A: What you’re describing is a completely normal phase for kids. And every parent has had plenty of experience with toddlers’ dramatic pronouncements about what they will or won’t eat. Let’s face it, ice cream and cake taste better than broccoli and if you didn’t know that you needed a more balanced diet, you’d probably eat nothing but dessert.
The good news is that somehow or other, most kids end up getting enough of whatever it is they need to run around like maniacs all day long. But that doesn’t mean you should let her eat nothing but the white food group. Your daughter is old enough to understand that we all need a variety of foods—fruits, veggies, protein, and yes, an occasional cookie. At the very least, she needs to develop healthy eating habits now so she can carry them with her as she grows.
Here are some ways to help her get a more balanced diet:
- Give her plenty of choices, but no Yes or No possibilities. Offering beans or peas is better than asking whether or not she wants beans.
- If you’re feeling adventurous, next time you’re at the grocery store, have her pick a fruit or veggie no one in the family has had before.
- If there’s a food she despises, like broccoli, don’t push it. Instead, choose a nutritious replacement, like creamed spinach (but you’ll probably have to call it something else than spinach).
- Kids love to dunk, so include ranch dressing for carrots, melted cheese for green beans, yogurt or peanut butter for fruit. But make sure she isn’t just licking off the dip.
- Juice contains a lot of sugar so stick with mostly water or milk. When you do serve juice, (and we all do), make sure it’s 100 percent and dilute it by adding half water.
- Insist that she tries two bites of everything—even new foods. This could be a battle at first, but if she learns it’s a firm rule, she’ll eventually get used to the idea.
- Little kids tend to prefer crunchy things. Most of the time when they reject a food it’s because of the texture, not the taste.
- If possible, visit a farm so your daughter can see where produce comes from. That might make it more interesting, especially if she can pick her own.
- It’s easy to blend healthy ingredients into a smoothie—plus it’s something your daughter can help with. Throw in fruit (fresh or frozen), yogurt, ice and perhaps a little tufu or protein powder.
- Get her involved in other food prep tasks. Baking muffins is great fun. And it gives you a chance to demonstrate that something can be delicious even if it contains carrots or zucchini.
- Swap your regular pasta and noodles for whole wheat. The cheese and tomato sauces will cover up the difference in taste. You can slip all sorts of other nutritious things into tomato sauce and most kids will down plenty of fruit if it’s in their oatmeal or cereal.

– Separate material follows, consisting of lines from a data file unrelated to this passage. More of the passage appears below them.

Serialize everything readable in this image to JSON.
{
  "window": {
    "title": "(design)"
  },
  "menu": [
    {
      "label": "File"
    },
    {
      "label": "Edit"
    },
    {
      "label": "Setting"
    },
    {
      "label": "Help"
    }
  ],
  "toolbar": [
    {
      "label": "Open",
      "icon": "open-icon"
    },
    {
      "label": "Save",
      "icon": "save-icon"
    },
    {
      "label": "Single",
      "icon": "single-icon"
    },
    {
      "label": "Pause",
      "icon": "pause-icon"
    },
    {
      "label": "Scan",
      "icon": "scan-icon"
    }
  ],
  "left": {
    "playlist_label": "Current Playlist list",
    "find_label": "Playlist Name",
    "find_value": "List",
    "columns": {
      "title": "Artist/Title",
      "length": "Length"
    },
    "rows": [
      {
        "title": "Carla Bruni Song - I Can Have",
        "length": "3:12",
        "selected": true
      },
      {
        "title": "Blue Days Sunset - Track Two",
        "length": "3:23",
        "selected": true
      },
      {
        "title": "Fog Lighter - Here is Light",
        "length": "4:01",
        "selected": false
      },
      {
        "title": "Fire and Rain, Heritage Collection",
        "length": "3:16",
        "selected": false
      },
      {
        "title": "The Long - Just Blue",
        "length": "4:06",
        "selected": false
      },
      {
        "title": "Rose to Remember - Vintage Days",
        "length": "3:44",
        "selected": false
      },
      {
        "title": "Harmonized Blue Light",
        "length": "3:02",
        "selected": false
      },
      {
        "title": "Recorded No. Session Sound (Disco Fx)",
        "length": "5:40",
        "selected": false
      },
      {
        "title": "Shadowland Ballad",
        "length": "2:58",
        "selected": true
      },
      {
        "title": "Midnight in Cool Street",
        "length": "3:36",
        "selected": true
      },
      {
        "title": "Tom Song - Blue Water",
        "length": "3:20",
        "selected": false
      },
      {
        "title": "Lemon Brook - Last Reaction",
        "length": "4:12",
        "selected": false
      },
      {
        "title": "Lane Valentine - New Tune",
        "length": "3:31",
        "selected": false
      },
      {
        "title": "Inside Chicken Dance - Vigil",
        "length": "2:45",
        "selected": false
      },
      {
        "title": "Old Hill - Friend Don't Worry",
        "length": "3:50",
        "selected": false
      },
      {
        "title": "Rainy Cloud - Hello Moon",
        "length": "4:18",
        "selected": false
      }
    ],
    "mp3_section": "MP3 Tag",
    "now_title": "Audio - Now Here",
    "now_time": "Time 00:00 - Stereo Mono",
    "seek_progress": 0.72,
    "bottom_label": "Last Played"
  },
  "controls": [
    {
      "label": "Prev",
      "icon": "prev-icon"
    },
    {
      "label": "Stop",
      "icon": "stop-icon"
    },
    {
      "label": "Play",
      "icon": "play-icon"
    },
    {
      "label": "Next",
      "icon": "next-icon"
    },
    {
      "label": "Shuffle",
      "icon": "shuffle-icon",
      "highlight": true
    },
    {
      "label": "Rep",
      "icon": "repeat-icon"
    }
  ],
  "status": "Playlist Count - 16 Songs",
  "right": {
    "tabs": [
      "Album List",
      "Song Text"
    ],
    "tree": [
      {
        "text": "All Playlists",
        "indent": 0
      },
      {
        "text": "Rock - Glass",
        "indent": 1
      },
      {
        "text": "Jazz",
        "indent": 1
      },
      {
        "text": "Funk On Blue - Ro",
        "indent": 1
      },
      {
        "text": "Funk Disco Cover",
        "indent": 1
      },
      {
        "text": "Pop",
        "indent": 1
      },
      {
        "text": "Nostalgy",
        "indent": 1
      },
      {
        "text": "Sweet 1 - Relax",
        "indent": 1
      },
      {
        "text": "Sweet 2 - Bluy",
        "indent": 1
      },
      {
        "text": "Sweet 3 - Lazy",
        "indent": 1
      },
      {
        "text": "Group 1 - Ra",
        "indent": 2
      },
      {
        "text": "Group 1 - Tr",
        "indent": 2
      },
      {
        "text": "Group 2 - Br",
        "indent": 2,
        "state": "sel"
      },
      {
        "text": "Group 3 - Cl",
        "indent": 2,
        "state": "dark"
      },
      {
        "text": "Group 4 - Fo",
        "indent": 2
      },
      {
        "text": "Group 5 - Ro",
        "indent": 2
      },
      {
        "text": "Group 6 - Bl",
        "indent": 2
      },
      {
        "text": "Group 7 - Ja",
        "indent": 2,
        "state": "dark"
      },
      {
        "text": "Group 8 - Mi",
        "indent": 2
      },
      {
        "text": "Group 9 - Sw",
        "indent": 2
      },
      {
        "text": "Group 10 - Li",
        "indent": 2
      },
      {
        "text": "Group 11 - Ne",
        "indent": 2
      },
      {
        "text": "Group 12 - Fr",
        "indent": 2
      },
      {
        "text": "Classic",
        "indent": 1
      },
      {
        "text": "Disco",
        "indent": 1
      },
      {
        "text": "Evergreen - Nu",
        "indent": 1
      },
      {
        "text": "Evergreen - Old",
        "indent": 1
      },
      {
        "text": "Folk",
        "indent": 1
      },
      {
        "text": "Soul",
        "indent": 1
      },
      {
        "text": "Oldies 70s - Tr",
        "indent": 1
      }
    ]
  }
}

- Your daughter is watching and will eat what you do, so set a good example. And take some comfort in the fact that kids get more adventurous with age.